Sunday, November 23, 2008


There is a Christian song, a very old one, called Tomorrow. In it, the singer responds to Jesus' declarations and invitations, "Tomorrow. I'll give my life tomorrow. I've thought about today, so much easier to say, tomorrow..." and on and on in the way that is expected of a non-committal procrastinator. In the same way that procrastinating sinner is assumed to meet their doom for having eschewed the gift of salvation when it was available, I know my life is slipping off the rails when I both fail to plan for tomorrow and put things off until then. There is a point in almost every day when I simply give up on the lofty goals (laundry, bathing, food shopping, house tidying-these are my lofty goals) from the previous evening that I wake up in the morning dreading. This is why I end up staying up all night when I get anything done. It takes me all day to gather the energy to actually do something in the house and the trip wire is usually activated at night when the prospect of a tomorrow with the same things left undone becomes unbearable. It is such a needlessly painful experience but I simply can not help myself. No amount of self awareness both of what I'm doing or the pain that it causes serves as motivation to change my behavior. The one thing Dr. Awesome said that I've been thinking about without wondering incredulously how she manages to stay in practice with people paying a $125 an hour to listen to her talk, is that when I explained to her that discipline to me is, 'doing it anyway' she said that disciplined people don't wait to want to do things, they just do it. It really wasn't much different than what I said but it highlighted pushing through a lack of motivation and being instead driven by principle. Then I re-read parts of the Rolling Stone article on David Foster Wallace and noted his spells with using discipline as a means of ordering his mind and keeping his demons at bay. Then I thought of the little slices of life that find me doing the things I ought to do with little thought and the feeling I had when I recognized that I was keeping house, grooming, and moving through my day with none of the usual angst. When I notice, I feel like I've just snuck up on myself and then I try my best to remain quiet and let me enjoy as much of this lightness as possible. I also wonder how long I'll allow myself the respite. I also understand why DFW would count among his happiest days, his time living in a closet of a room. It forces a discipline of necessity that removes the need to make decisions for one's betterment.

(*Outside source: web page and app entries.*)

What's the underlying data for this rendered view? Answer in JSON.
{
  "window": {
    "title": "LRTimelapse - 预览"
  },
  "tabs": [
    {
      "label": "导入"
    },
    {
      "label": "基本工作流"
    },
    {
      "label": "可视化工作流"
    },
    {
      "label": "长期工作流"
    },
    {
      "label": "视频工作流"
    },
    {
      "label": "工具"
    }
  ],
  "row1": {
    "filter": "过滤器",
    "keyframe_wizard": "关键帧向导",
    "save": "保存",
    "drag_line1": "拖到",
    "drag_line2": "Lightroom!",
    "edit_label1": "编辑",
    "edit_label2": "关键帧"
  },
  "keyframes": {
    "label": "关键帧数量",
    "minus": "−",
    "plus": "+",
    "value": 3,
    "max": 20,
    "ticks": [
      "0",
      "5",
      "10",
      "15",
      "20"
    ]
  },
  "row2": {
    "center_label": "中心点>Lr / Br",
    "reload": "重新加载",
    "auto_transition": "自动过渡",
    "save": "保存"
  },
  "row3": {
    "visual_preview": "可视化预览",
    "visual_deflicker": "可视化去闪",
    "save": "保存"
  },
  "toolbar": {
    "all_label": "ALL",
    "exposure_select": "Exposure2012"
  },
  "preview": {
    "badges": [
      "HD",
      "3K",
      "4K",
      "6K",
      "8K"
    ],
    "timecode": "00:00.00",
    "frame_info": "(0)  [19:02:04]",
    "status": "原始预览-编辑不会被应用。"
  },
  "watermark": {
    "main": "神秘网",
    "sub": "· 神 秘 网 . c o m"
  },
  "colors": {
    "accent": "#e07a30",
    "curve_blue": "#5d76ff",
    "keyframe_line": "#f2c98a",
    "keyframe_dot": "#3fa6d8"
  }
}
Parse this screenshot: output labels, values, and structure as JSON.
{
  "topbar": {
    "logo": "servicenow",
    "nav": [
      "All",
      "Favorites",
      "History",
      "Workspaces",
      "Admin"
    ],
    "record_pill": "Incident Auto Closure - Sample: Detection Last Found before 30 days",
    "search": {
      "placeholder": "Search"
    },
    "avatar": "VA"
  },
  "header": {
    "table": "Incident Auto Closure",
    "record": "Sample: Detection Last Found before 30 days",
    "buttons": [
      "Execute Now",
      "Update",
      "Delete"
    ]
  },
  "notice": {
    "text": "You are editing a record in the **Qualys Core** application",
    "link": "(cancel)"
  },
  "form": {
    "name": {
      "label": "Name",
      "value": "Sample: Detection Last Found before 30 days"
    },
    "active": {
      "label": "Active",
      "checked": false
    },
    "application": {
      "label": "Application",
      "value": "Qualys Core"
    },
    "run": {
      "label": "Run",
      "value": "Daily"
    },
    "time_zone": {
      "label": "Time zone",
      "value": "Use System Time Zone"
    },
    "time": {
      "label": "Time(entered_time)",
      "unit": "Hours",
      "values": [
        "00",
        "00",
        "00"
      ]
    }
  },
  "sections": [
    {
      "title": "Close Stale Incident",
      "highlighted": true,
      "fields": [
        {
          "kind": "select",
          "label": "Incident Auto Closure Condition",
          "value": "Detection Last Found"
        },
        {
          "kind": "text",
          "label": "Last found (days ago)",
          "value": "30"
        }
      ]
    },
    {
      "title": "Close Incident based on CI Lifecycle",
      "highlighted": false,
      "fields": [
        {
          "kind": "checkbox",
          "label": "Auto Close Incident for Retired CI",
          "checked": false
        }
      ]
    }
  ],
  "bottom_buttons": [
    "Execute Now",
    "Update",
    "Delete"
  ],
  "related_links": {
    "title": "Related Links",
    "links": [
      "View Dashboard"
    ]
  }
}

But I don't live in a broom closet and though I have purposely downsized my life, it still does not offer the cramped simplicity of DFW's digs. I think somewhere in the delta between my hyper idealized desire for discipline and whatever it is that won't allow me to have even a modicum of it in any sustainable quantity, lies an area of discovery that I'd love to understand. I sometimes think I misrepresent myself, that I go on and on about lack of discipline when what I really mean is a lack of perfection. No wonder I'm rarely happy with myself.

1 comment:

Kill Tandon aka Castron Dillon aka Roya Roya said...

"There is a point in almost every day when I simply give up on the lofty goals (laundry, bathing, food shopping, house tidying-these are my lofty goals)"- You. My only concern is the bathing part, gross dude. J/K, but seriously homey.. bathe.:) You are aware of some of your flaws yes, but don't let that stop you from seeing all of the things you have accomplished. Take some time to pat yourself on the back every once and awhile. And you can deal with that procrastination thing.......tomorrow, (rimshot)